**Data under study:**
--------------------

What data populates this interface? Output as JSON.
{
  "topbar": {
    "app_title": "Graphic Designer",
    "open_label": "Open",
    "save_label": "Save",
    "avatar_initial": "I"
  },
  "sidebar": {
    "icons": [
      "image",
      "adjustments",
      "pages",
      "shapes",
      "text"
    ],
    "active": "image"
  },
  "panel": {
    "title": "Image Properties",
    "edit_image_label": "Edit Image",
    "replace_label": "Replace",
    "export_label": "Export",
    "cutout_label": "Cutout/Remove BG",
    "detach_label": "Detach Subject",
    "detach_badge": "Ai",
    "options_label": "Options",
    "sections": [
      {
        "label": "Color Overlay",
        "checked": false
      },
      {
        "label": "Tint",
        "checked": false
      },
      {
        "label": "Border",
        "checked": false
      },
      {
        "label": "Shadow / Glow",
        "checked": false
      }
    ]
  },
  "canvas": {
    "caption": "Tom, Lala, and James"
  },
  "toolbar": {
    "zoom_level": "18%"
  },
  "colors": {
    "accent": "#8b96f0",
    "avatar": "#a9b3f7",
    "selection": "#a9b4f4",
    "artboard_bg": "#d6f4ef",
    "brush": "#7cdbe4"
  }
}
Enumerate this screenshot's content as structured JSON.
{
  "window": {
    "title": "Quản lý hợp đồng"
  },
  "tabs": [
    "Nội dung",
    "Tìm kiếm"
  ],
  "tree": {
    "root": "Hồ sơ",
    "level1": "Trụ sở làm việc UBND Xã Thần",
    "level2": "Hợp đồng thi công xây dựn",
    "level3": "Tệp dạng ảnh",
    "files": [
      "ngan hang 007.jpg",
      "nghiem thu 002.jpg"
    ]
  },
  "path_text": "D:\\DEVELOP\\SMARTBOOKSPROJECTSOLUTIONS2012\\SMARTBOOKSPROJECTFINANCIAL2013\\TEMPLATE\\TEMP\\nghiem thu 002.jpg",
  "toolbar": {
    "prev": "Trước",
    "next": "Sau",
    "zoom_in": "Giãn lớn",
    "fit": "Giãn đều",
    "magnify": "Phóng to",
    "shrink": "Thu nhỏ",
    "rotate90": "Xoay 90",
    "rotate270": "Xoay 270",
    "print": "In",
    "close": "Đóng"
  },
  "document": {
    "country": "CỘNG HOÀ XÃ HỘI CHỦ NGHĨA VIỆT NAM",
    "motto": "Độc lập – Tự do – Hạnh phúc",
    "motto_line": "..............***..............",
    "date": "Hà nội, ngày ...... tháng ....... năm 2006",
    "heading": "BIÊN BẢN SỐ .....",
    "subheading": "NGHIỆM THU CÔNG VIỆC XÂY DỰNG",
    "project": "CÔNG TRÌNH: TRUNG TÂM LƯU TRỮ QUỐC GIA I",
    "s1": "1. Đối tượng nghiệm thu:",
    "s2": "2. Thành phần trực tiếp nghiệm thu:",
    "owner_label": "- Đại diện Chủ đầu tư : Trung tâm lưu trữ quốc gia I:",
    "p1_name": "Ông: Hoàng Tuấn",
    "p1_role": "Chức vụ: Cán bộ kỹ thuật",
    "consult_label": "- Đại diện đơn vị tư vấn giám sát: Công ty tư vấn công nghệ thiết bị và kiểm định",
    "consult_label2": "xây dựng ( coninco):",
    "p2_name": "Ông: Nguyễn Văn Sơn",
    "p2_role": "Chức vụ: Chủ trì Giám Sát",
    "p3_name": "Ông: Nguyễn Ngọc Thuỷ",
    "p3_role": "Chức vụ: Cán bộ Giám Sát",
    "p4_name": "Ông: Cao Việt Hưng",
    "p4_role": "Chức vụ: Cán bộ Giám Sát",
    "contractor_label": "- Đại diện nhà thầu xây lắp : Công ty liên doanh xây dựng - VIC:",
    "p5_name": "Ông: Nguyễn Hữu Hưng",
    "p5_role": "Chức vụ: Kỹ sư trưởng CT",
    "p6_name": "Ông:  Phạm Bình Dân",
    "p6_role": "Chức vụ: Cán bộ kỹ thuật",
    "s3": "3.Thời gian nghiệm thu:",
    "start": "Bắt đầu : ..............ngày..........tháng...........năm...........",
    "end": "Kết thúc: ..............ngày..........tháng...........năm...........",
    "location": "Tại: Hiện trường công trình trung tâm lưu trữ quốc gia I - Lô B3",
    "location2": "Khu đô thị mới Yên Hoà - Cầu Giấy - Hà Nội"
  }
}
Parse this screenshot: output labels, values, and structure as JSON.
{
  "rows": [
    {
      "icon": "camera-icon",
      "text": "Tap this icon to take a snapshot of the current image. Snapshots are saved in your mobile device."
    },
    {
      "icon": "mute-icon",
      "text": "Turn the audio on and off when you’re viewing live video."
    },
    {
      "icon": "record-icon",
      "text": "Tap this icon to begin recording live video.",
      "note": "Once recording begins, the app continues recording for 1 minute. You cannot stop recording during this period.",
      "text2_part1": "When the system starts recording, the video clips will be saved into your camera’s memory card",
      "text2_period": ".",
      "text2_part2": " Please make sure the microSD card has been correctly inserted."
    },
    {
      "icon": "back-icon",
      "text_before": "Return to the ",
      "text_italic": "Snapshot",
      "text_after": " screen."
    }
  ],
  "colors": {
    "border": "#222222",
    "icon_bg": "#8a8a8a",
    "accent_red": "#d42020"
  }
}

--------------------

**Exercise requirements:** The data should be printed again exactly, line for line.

**Response box:**
What data populates this interface? Output as JSON.
{
  "topbar": {
    "app_title": "Graphic Designer",
    "open_label": "Open",
    "save_label": "Save",
    "avatar_initial": "I"
  },
  "sidebar": {
    "icons": [
      "image",
      "adjustments",
      "pages",
      "shapes",
      "text"
    ],
    "active": "image"
  },
  "panel": {
    "title": "Image Properties",
    "edit_image_label": "Edit Image",
    "replace_label": "Replace",
    "export_label": "Export",
    "cutout_label": "Cutout/Remove BG",
    "detach_label": "Detach Subject",
    "detach_badge": "Ai",
    "options_label": "Options",
    "sections": [
      {
        "label": "Color Overlay",
        "checked": false
      },
      {
        "label": "Tint",
        "checked": false
      },
      {
        "label": "Border",
        "checked": false
      },
      {
        "label": "Shadow / Glow",
        "checked": false
      }
    ]
  },
  "canvas": {
    "caption": "Tom, Lala, and James"
  },
  "toolbar": {
    "zoom_level": "18%"
  },
  "colors": {
    "accent": "#8b96f0",
    "avatar": "#a9b3f7",
    "selection": "#a9b4f4",
    "artboard_bg": "#d6f4ef",
    "brush": "#7cdbe4"
  }
}
Enumerate this screenshot's content as structured JSON.
{
  "window": {
    "title": "Quản lý hợp đồng"
  },
  "tabs": [
    "Nội dung",
    "Tìm kiếm"
  ],
  "tree": {
    "root": "Hồ sơ",
    "level1": "Trụ sở làm việc UBND Xã Thần",
    "level2": "Hợp đồng thi công xây dựn",
    "level3": "Tệp dạng ảnh",
    "files": [
      "ngan hang 007.jpg",
      "nghiem thu 002.jpg"
    ]
  },
  "path_text": "D:\\DEVELOP\\SMARTBOOKSPROJECTSOLUTIONS2012\\SMARTBOOKSPROJECTFINANCIAL2013\\TEMPLATE\\TEMP\\nghiem thu 002.jpg",
  "toolbar": {
    "prev": "Trước",
    "next": "Sau",
    "zoom_in": "Giãn lớn",
    "fit": "Giãn đều",
    "magnify": "Phóng to",
    "shrink": "Thu nhỏ",
    "rotate90": "Xoay 90",
    "rotate270": "Xoay 270",
    "print": "In",
    "close": "Đóng"
  },
  "document": {
    "country": "CỘNG HOÀ XÃ HỘI CHỦ NGHĨA VIỆT NAM",
    "motto": "Độc lập – Tự do – Hạnh phúc",
    "motto_line": "..............***..............",
    "date": "Hà nội, ngày ...... tháng ....... năm 2006",
    "heading": "BIÊN BẢN SỐ .....",
    "subheading": "NGHIỆM THU CÔNG VIỆC XÂY DỰNG",
    "project": "CÔNG TRÌNH: TRUNG TÂM LƯU TRỮ QUỐC GIA I",
    "s1": "1. Đối tượng nghiệm thu:",
    "s2": "2. Thành phần trực tiếp nghiệm thu:",
    "owner_label": "- Đại diện Chủ đầu tư : Trung tâm lưu trữ quốc gia I:",
    "p1_name": "Ông: Hoàng Tuấn",
    "p1_role": "Chức vụ: Cán bộ kỹ thuật",
    "consult_label": "- Đại diện đơn vị tư vấn giám sát: Công ty tư vấn công nghệ thiết bị và kiểm định",
    "consult_label2": "xây dựng ( coninco):",
    "p2_name": "Ông: Nguyễn Văn Sơn",
    "p2_role": "Chức vụ: Chủ trì Giám Sát",
    "p3_name": "Ông: Nguyễn Ngọc Thuỷ",
    "p3_role": "Chức vụ: Cán bộ Giám Sát",
    "p4_name": "Ông: Cao Việt Hưng",
    "p4_role": "Chức vụ: Cán bộ Giám Sát",
    "contractor_label": "- Đại diện nhà thầu xây lắp : Công ty liên doanh xây dựng - VIC:",
    "p5_name": "Ông: Nguyễn Hữu Hưng",
    "p5_role": "Chức vụ: Kỹ sư trưởng CT",
    "p6_name": "Ông:  Phạm Bình Dân",
    "p6_role": "Chức vụ: Cán bộ kỹ thuật",
    "s3": "3.Thời gian nghiệm thu:",
    "start": "Bắt đầu : ..............ngày..........tháng...........năm...........",
    "end": "Kết thúc: ..............ngày..........tháng...........năm...........",
    "location": "Tại: Hiện trường công trình trung tâm lưu trữ quốc gia I - Lô B3",
    "location2": "Khu đô thị mới Yên Hoà - Cầu Giấy - Hà Nội"
  }
}
Parse this screenshot: output labels, values, and structure as JSON.
{
  "rows": [
    {
      "icon": "camera-icon",
      "text": "Tap this icon to take a snapshot of the current image. Snapshots are saved in your mobile device."
    },
    {
      "icon": "mute-icon",
      "text": "Turn the audio on and off when you’re viewing live video."
    },
    {
      "icon": "record-icon",
      "text": "Tap this icon to begin recording live video.",
      "note": "Once recording begins, the app continues recording for 1 minute. You cannot stop recording during this period.",
      "text2_part1": "When the system starts recording, the video clips will be saved into your camera’s memory card",
      "text2_period": ".",
      "text2_part2": " Please make sure the microSD card has been correctly inserted."
    },
    {
      "icon": "back-icon",
      "text_before": "Return to the ",
      "text_italic": "Snapshot",
      "text_after": " screen."
    }
  ],
  "colors": {
    "border": "#222222",
    "icon_bg": "#8a8a8a",
    "accent_red": "#d42020"
  }
}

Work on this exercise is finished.